Input records >>
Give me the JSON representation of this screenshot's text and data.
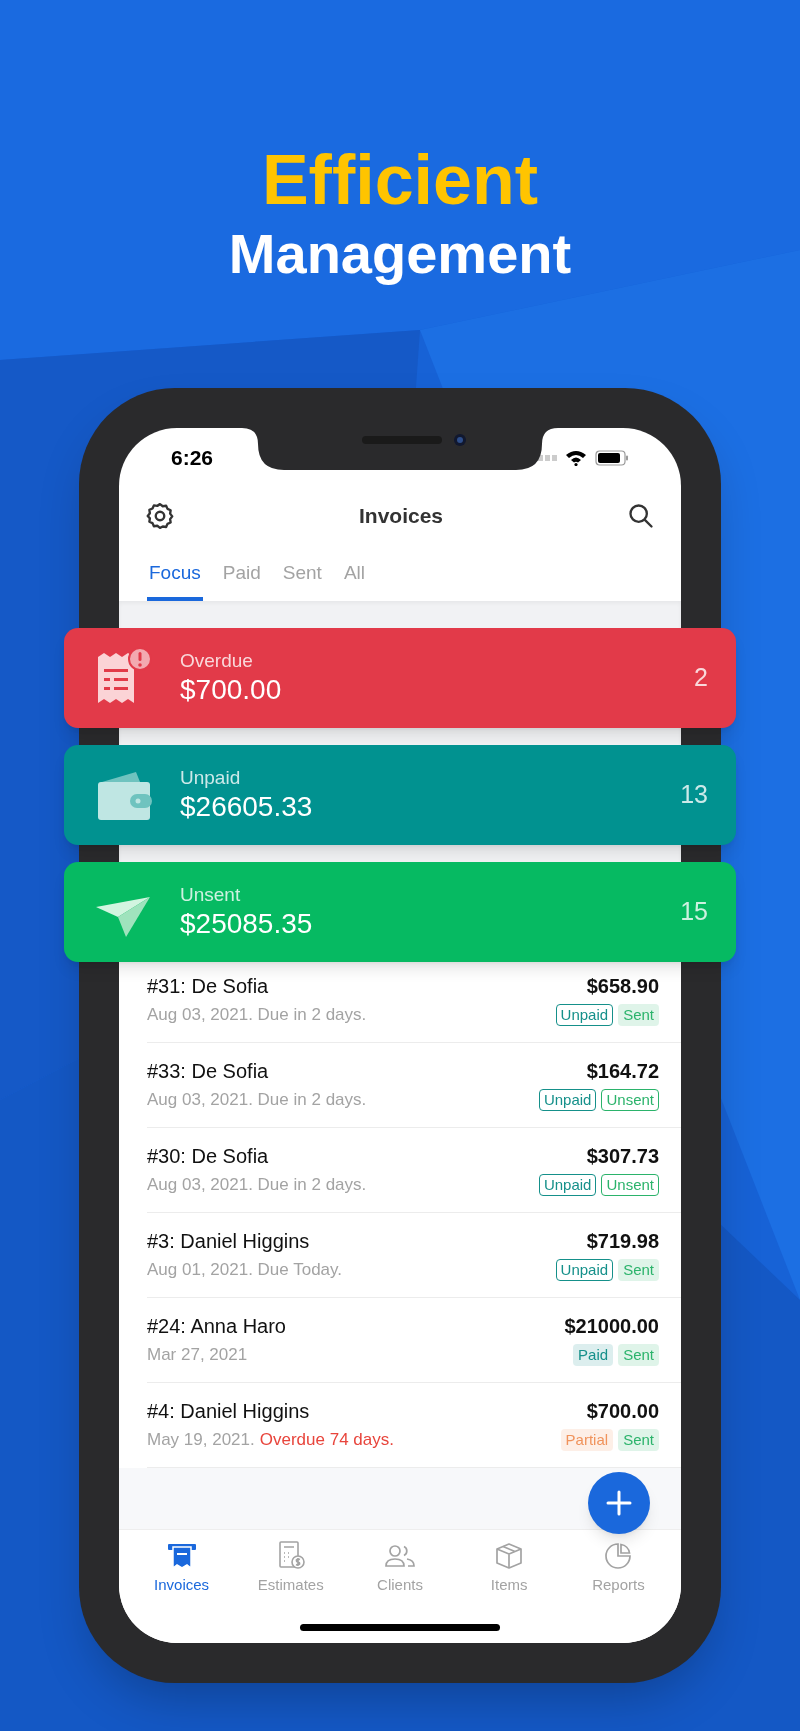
{
  "headline": {
    "line_1": "Efficient",
    "line_2": "Management"
  },
  "status_bar": {
    "time": "6:26"
  },
  "header": {
    "title": "Invoices"
  },
  "tabs": [
    {
      "label": "Focus",
      "selected": true
    },
    {
      "label": "Paid",
      "selected": false
    },
    {
      "label": "Sent",
      "selected": false
    },
    {
      "label": "All",
      "selected": false
    }
  ],
  "summary_cards": [
    {
      "kind": "overdue",
      "color": "#e23a49",
      "label": "Overdue",
      "amount": "$700.00",
      "count": "2"
    },
    {
      "kind": "unpaid",
      "color": "#019290",
      "label": "Unpaid",
      "amount": "$26605.33",
      "count": "13"
    },
    {
      "kind": "unsent",
      "color": "#06ba62",
      "label": "Unsent",
      "amount": "$25085.35",
      "count": "15"
    }
  ],
  "invoices": [
    {
      "title": "#31: De Sofia",
      "amount": "$658.90",
      "subtitle": "Aug 03, 2021. Due in 2 days.",
      "tags": [
        {
          "label": "Unpaid",
          "kind": "outline",
          "color": "#15908a"
        },
        {
          "label": "Sent",
          "kind": "filled",
          "color": "#2bb36b"
        }
      ]
    },
    {
      "title": "#33: De Sofia",
      "amount": "$164.72",
      "subtitle": "Aug 03, 2021. Due in 2 days.",
      "tags": [
        {
          "label": "Unpaid",
          "kind": "outline",
          "color": "#15908a"
        },
        {
          "label": "Unsent",
          "kind": "outline",
          "color": "#2bb36b"
        }
      ]
    },
    {
      "title": "#30: De Sofia",
      "amount": "$307.73",
      "subtitle": "Aug 03, 2021. Due in 2 days.",
      "tags": [
        {
          "label": "Unpaid",
          "kind": "outline",
          "color": "#15908a"
        },
        {
          "label": "Unsent",
          "kind": "outline",
          "color": "#2bb36b"
        }
      ]
    },
    {
      "title": "#3: Daniel Higgins",
      "amount": "$719.98",
      "subtitle": "Aug 01, 2021. Due Today.",
      "tags": [
        {
          "label": "Unpaid",
          "kind": "outline",
          "color": "#15908a"
        },
        {
          "label": "Sent",
          "kind": "filled",
          "color": "#2bb36b"
        }
      ]
    },
    {
      "title": "#24: Anna Haro",
      "amount": "$21000.00",
      "subtitle": "Mar 27, 2021",
      "tags": [
        {
          "label": "Paid",
          "kind": "filled",
          "color": "#15908a"
        },
        {
          "label": "Sent",
          "kind": "filled",
          "color": "#2bb36b"
        }
      ]
    },
    {
      "title": "#4: Daniel Higgins",
      "amount": "$700.00",
      "subtitle": "May 19, 2021.",
      "alert": "Overdue 74 days.",
      "tags": [
        {
          "label": "Partial",
          "kind": "filled",
          "color": "#f0935c"
        },
        {
          "label": "Sent",
          "kind": "filled",
          "color": "#2bb36b"
        }
      ]
    }
  ],
  "bottom_nav": [
    {
      "kind": "invoices",
      "label": "Invoices",
      "selected": true
    },
    {
      "kind": "estimates",
      "label": "Estimates",
      "selected": false
    },
    {
      "kind": "clients",
      "label": "Clients",
      "selected": false
    },
    {
      "kind": "items",
      "label": "Items",
      "selected": false
    },
    {
      "kind": "reports",
      "label": "Reports",
      "selected": false
    }
  ]
}
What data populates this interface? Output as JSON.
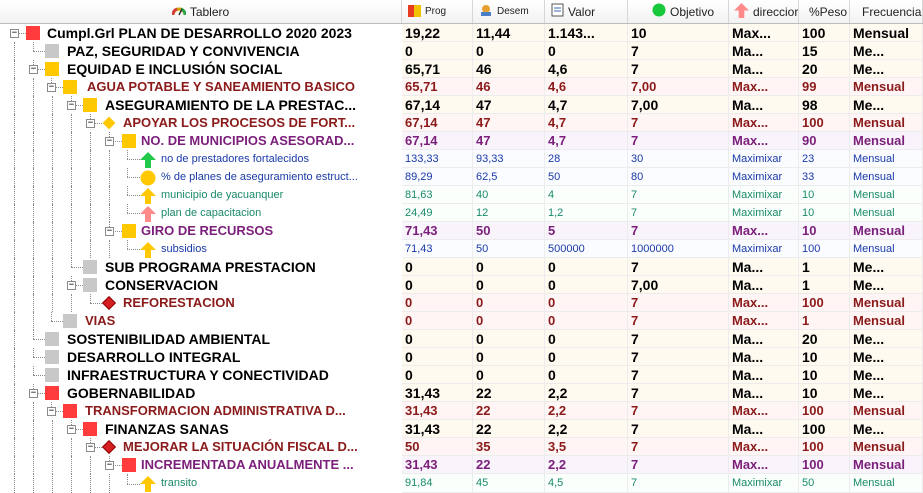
{
  "header": {
    "tablero": "Tablero",
    "prog": "Prog",
    "desem": "Desem",
    "valor": "Valor",
    "objetivo": "Objetivo",
    "direccion": "direccior",
    "peso": "%Peso",
    "frecuencia": "Frecuencia"
  },
  "colors": {
    "red": "#ff3b3b",
    "yellow": "#ffc800",
    "gray": "#c8c8c8",
    "green": "#22c84a",
    "pink": "#ff8a8a"
  },
  "rows": [
    {
      "name": "Cumpl.Grl PLAN DE DESARROLLO 2020 2023",
      "prog": "19,22",
      "desem": "11,44",
      "valor": "1.143...",
      "objetivo": "10",
      "dir": "Max...",
      "peso": "100",
      "frec": "Mensual",
      "icon": "red-square-icon"
    },
    {
      "name": "PAZ, SEGURIDAD Y CONVIVENCIA",
      "prog": "0",
      "desem": "0",
      "valor": "0",
      "objetivo": "7",
      "dir": "Ma...",
      "peso": "15",
      "frec": "Me...",
      "icon": "gray-square-icon"
    },
    {
      "name": "EQUIDAD E INCLUSIÓN SOCIAL",
      "prog": "65,71",
      "desem": "46",
      "valor": "4,6",
      "objetivo": "7",
      "dir": "Ma...",
      "peso": "20",
      "frec": "Me...",
      "icon": "yellow-square-icon"
    },
    {
      "name": "AGUA POTABLE Y SANEAMIENTO BASICO",
      "prog": "65,71",
      "desem": "46",
      "valor": "4,6",
      "objetivo": "7,00",
      "dir": "Max...",
      "peso": "99",
      "frec": "Mensual",
      "icon": "yellow-square-icon"
    },
    {
      "name": "ASEGURAMIENTO DE LA PRESTAC...",
      "prog": "67,14",
      "desem": "47",
      "valor": "4,7",
      "objetivo": "7,00",
      "dir": "Ma...",
      "peso": "98",
      "frec": "Me...",
      "icon": "yellow-square-icon"
    },
    {
      "name": "APOYAR LOS PROCESOS DE FORT...",
      "prog": "67,14",
      "desem": "47",
      "valor": "4,7",
      "objetivo": "7",
      "dir": "Max...",
      "peso": "100",
      "frec": "Mensual",
      "icon": "yellow-diamond-icon"
    },
    {
      "name": "NO. DE MUNICIPIOS ASESORAD...",
      "prog": "67,14",
      "desem": "47",
      "valor": "4,7",
      "objetivo": "7",
      "dir": "Max...",
      "peso": "90",
      "frec": "Mensual",
      "icon": "yellow-square-icon"
    },
    {
      "name": "no de prestadores fortalecidos",
      "prog": "133,33",
      "desem": "93,33",
      "valor": "28",
      "objetivo": "30",
      "dir": "Maximixar",
      "peso": "23",
      "frec": "Mensual",
      "icon": "green-arrow-up-icon"
    },
    {
      "name": "% de planes de aseguramiento estruct...",
      "prog": "89,29",
      "desem": "62,5",
      "valor": "50",
      "objetivo": "80",
      "dir": "Maximixar",
      "peso": "33",
      "frec": "Mensual",
      "icon": "yellow-circle-icon"
    },
    {
      "name": "municipio de yacuanquer",
      "prog": "81,63",
      "desem": "40",
      "valor": "4",
      "objetivo": "7",
      "dir": "Maximixar",
      "peso": "10",
      "frec": "Mensual",
      "icon": "yellow-arrow-up-icon"
    },
    {
      "name": "plan de capacitacion",
      "prog": "24,49",
      "desem": "12",
      "valor": "1,2",
      "objetivo": "7",
      "dir": "Maximixar",
      "peso": "10",
      "frec": "Mensual",
      "icon": "pink-arrow-up-icon"
    },
    {
      "name": "GIRO DE RECURSOS",
      "prog": "71,43",
      "desem": "50",
      "valor": "5",
      "objetivo": "7",
      "dir": "Max...",
      "peso": "10",
      "frec": "Mensual",
      "icon": "yellow-square-icon"
    },
    {
      "name": "subsidios",
      "prog": "71,43",
      "desem": "50",
      "valor": "500000",
      "objetivo": "1000000",
      "dir": "Maximixar",
      "peso": "100",
      "frec": "Mensual",
      "icon": "yellow-arrow-up-icon"
    },
    {
      "name": "SUB PROGRAMA PRESTACION",
      "prog": "0",
      "desem": "0",
      "valor": "0",
      "objetivo": "7",
      "dir": "Ma...",
      "peso": "1",
      "frec": "Me...",
      "icon": "gray-square-icon"
    },
    {
      "name": "CONSERVACION",
      "prog": "0",
      "desem": "0",
      "valor": "0",
      "objetivo": "7,00",
      "dir": "Ma...",
      "peso": "1",
      "frec": "Me...",
      "icon": "gray-square-icon"
    },
    {
      "name": "REFORESTACION",
      "prog": "0",
      "desem": "0",
      "valor": "0",
      "objetivo": "7",
      "dir": "Max...",
      "peso": "100",
      "frec": "Mensual",
      "icon": "red-diamond-icon"
    },
    {
      "name": "VIAS",
      "prog": "0",
      "desem": "0",
      "valor": "0",
      "objetivo": "7",
      "dir": "Max...",
      "peso": "1",
      "frec": "Mensual",
      "icon": "gray-square-icon"
    },
    {
      "name": "SOSTENIBILIDAD AMBIENTAL",
      "prog": "0",
      "desem": "0",
      "valor": "0",
      "objetivo": "7",
      "dir": "Ma...",
      "peso": "20",
      "frec": "Me...",
      "icon": "gray-square-icon"
    },
    {
      "name": "DESARROLLO INTEGRAL",
      "prog": "0",
      "desem": "0",
      "valor": "0",
      "objetivo": "7",
      "dir": "Ma...",
      "peso": "10",
      "frec": "Me...",
      "icon": "gray-square-icon"
    },
    {
      "name": "INFRAESTRUCTURA Y CONECTIVIDAD",
      "prog": "0",
      "desem": "0",
      "valor": "0",
      "objetivo": "7",
      "dir": "Ma...",
      "peso": "10",
      "frec": "Me...",
      "icon": "gray-square-icon"
    },
    {
      "name": "GOBERNABILIDAD",
      "prog": "31,43",
      "desem": "22",
      "valor": "2,2",
      "objetivo": "7",
      "dir": "Ma...",
      "peso": "10",
      "frec": "Me...",
      "icon": "red-square-icon"
    },
    {
      "name": "TRANSFORMACION ADMINISTRATIVA D...",
      "prog": "31,43",
      "desem": "22",
      "valor": "2,2",
      "objetivo": "7",
      "dir": "Max...",
      "peso": "100",
      "frec": "Mensual",
      "icon": "red-square-icon"
    },
    {
      "name": "FINANZAS SANAS",
      "prog": "31,43",
      "desem": "22",
      "valor": "2,2",
      "objetivo": "7",
      "dir": "Ma...",
      "peso": "100",
      "frec": "Me...",
      "icon": "red-square-icon"
    },
    {
      "name": "MEJORAR LA SITUACIÓN FISCAL D...",
      "prog": "50",
      "desem": "35",
      "valor": "3,5",
      "objetivo": "7",
      "dir": "Max...",
      "peso": "100",
      "frec": "Mensual",
      "icon": "red-diamond-icon"
    },
    {
      "name": "INCREMENTADA ANUALMENTE ...",
      "prog": "31,43",
      "desem": "22",
      "valor": "2,2",
      "objetivo": "7",
      "dir": "Max...",
      "peso": "100",
      "frec": "Mensual",
      "icon": "red-square-icon"
    },
    {
      "name": "transito",
      "prog": "91,84",
      "desem": "45",
      "valor": "4,5",
      "objetivo": "7",
      "dir": "Maximixar",
      "peso": "50",
      "frec": "Mensual",
      "icon": "yellow-arrow-up-icon"
    }
  ]
}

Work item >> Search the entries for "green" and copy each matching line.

Expected answer >>
    "green": "#22c84a",
      "icon": "green-arrow-up-icon"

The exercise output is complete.